YOUR ASSIGNMENT:
Only lines containing the string "JSON" belong in the answer; find them in the records and copy them.

Data extracted from a collection:
※

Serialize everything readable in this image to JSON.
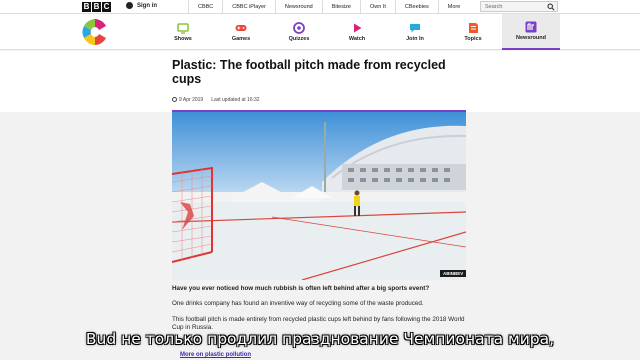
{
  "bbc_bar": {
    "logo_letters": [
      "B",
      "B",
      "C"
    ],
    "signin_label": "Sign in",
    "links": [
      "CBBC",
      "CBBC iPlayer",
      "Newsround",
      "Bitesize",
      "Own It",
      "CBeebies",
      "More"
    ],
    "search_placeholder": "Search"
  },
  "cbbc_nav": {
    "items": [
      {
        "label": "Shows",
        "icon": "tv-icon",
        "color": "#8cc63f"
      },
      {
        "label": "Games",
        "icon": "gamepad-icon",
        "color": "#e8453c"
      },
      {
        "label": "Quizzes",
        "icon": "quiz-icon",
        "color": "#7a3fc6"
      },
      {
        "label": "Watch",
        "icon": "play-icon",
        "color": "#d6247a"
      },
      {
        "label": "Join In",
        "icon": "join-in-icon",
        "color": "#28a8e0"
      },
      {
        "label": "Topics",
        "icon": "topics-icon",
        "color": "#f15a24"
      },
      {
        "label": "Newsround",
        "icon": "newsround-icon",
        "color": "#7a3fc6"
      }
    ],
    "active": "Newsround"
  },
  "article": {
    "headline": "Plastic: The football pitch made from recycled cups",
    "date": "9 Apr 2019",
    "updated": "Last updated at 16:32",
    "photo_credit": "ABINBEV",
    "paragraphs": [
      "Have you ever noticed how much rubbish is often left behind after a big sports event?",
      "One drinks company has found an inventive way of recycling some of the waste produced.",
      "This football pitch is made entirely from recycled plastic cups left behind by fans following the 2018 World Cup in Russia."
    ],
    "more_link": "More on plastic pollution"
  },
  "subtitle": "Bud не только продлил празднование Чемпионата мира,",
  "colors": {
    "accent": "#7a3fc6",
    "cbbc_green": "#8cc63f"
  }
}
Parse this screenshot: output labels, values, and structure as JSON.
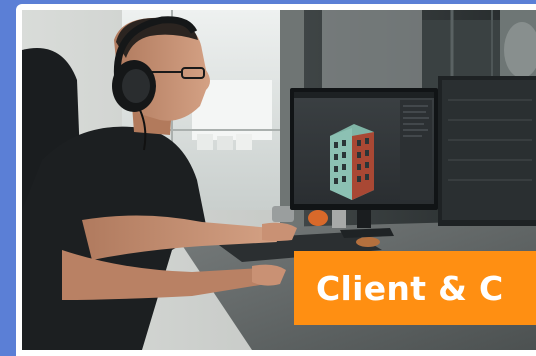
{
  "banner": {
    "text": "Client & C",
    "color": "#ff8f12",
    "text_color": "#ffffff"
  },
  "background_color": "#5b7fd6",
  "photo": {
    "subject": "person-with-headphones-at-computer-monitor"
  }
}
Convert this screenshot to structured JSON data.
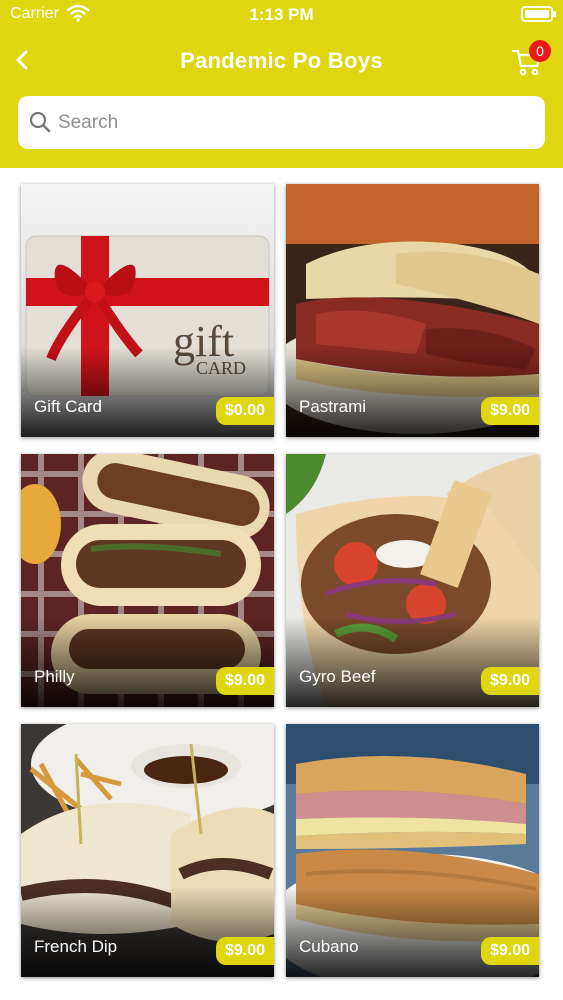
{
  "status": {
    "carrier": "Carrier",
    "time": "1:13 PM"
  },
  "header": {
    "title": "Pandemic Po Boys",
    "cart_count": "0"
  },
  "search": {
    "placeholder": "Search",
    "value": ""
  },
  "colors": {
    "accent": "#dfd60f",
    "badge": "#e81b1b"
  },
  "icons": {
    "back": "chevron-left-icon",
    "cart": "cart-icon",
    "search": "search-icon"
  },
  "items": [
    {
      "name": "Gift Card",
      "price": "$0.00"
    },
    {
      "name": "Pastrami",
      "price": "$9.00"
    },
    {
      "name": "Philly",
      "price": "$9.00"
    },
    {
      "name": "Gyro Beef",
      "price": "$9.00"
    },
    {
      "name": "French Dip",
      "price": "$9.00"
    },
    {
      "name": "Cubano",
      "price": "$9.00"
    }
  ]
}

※

THE COMPLETED TASK:
Serialize everything readable in this image to JSON.
Parse this screenshot: output labels, values, and structure as JSON.
Convert this screenshot to structured JSON data.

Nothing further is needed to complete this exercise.